By Jane Austen
Catherine Morland is a remarkably innocent seventeen-year-old woman from a country parsonage. While spending a few weeks in Bath with a family friend, Catherine meets and falls in love with Henry Tilney, who invites her to visit his family estate, Northanger Abbey. Once there, Catherine, a great reader of Gothic thrillers, lets the shadowy atmosphere of the old mansion fill her mind with terrible suspicions. What is the mystery surrounding the death of Henry’s mother? Is the family concealing a terrible secret within the elegant rooms of the Abbey? Can she trust Henry or is he part of an evil conspiracy? Catherine finds dreadful portents in the most prosaic events, until Henry persuades her to see the peril in confusing life with art.
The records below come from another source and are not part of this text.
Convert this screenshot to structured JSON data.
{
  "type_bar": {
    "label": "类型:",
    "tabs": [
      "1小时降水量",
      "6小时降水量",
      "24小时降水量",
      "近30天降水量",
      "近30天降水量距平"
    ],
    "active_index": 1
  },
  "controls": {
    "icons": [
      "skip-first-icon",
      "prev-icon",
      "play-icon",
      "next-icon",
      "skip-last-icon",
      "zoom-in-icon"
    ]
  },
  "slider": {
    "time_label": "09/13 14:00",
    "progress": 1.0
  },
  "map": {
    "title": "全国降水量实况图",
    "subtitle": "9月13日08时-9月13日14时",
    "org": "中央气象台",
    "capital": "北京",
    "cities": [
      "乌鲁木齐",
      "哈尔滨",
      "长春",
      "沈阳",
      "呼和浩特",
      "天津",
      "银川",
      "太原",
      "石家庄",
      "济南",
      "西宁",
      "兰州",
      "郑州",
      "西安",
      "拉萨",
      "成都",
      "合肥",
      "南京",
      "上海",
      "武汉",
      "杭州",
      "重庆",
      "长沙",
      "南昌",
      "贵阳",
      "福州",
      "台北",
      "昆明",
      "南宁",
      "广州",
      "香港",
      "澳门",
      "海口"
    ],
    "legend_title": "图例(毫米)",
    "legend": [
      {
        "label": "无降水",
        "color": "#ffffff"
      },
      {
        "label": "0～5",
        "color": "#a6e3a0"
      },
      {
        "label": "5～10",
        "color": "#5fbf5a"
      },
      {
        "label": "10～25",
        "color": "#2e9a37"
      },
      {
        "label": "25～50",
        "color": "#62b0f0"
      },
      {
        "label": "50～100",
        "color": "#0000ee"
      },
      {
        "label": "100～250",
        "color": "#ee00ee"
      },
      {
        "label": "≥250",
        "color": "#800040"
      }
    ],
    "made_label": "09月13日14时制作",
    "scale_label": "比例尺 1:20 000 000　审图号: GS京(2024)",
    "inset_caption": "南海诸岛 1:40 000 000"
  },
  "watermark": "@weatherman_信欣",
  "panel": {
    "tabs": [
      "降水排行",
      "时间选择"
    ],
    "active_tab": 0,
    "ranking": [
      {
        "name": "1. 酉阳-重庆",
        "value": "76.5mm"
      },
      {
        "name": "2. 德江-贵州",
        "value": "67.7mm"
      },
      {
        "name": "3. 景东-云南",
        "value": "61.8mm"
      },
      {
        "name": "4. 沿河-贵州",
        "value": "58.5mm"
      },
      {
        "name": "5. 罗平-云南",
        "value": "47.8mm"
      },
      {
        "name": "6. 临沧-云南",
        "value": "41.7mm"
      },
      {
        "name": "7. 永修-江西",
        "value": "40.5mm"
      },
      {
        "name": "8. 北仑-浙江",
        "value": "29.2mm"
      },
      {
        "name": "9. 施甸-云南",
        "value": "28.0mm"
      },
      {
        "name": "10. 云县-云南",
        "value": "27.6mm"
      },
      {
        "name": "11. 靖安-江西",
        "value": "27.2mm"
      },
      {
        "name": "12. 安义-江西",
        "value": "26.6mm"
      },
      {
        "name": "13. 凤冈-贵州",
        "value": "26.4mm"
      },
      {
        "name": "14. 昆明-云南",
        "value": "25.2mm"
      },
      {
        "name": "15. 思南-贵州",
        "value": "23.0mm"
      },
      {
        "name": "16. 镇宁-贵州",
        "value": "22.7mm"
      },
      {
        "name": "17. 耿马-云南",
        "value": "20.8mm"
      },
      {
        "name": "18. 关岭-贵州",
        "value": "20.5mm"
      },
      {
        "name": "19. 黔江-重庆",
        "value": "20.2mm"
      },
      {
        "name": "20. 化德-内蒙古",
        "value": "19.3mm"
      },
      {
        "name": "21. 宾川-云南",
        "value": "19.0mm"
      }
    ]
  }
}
When I read the synopsis for this Jane Austen novel I was smiling to myself and thought it would be entertaining and was a bit confused as to why it is one of the less popular novels. I now know why. Catherine Morland is so vapid and really quite idiotic at times. She says and does things that I would equate with the modern “dumb blonde” stereotype. Henry Tilney deserves someone better than Catherine. She drove me crazy. The funny thing is I honestly don’t know why Catherine loves Henry other than the fact he is a gentleman and pays attention to her; on Henry’s side it seems he fancies himself in love with her because he likes to improve her mind and mold her into a better person…not the best basis for a good relationship, but she is so simple she might enjoy the experience. This was a strange addition to otherwise enjoyable books by Jane Austen. I won’t be re-reading this one like I have some of the others. Of course there are also movie adaptations, of which I recently watched the newest version from BBC, which my sister and I just laughed and laughed at; we both loved Henry Tilney’s facial expressions when Catherine was being silly.
You can actually watch the entire movie on youtube here: https://www.youtube.com/watch?v=MqrfXsDshqg.
This gets a 3 out of 5, but only just.